* To do
Give back the data below exactly as it was given.

(Data items)
• • • • • • •
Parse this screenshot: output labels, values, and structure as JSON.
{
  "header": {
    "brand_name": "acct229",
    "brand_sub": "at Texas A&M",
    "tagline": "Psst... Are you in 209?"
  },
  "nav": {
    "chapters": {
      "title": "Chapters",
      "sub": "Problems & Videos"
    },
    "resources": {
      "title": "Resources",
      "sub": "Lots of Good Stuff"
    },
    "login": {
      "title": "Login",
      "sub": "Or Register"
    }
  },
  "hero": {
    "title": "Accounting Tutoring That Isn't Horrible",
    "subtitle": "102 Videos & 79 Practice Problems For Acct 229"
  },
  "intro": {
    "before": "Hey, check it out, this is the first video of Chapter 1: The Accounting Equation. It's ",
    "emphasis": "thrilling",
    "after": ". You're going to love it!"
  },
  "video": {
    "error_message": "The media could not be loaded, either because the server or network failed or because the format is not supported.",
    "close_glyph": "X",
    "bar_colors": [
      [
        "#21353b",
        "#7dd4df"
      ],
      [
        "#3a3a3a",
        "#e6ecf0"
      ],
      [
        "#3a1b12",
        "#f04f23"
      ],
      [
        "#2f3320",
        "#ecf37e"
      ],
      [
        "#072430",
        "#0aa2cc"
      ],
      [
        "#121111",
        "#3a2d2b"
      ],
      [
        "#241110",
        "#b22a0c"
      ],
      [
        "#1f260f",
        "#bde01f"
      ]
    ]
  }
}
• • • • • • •
* Solution to this problem
Parse this screenshot: output labels, values, and structure as JSON.
{
  "header": {
    "brand_name": "acct229",
    "brand_sub": "at Texas A&M",
    "tagline": "Psst... Are you in 209?"
  },
  "nav": {
    "chapters": {
      "title": "Chapters",
      "sub": "Problems & Videos"
    },
    "resources": {
      "title": "Resources",
      "sub": "Lots of Good Stuff"
    },
    "login": {
      "title": "Login",
      "sub": "Or Register"
    }
  },
  "hero": {
    "title": "Accounting Tutoring That Isn't Horrible",
    "subtitle": "102 Videos & 79 Practice Problems For Acct 229"
  },
  "intro": {
    "before": "Hey, check it out, this is the first video of Chapter 1: The Accounting Equation. It's ",
    "emphasis": "thrilling",
    "after": ". You're going to love it!"
  },
  "video": {
    "error_message": "The media could not be loaded, either because the server or network failed or because the format is not supported.",
    "close_glyph": "X",
    "bar_colors": [
      [
        "#21353b",
        "#7dd4df"
      ],
      [
        "#3a3a3a",
        "#e6ecf0"
      ],
      [
        "#3a1b12",
        "#f04f23"
      ],
      [
        "#2f3320",
        "#ecf37e"
      ],
      [
        "#072430",
        "#0aa2cc"
      ],
      [
        "#121111",
        "#3a2d2b"
      ],
      [
        "#241110",
        "#b22a0c"
      ],
      [
        "#1f260f",
        "#bde01f"
      ]
    ]
  }
}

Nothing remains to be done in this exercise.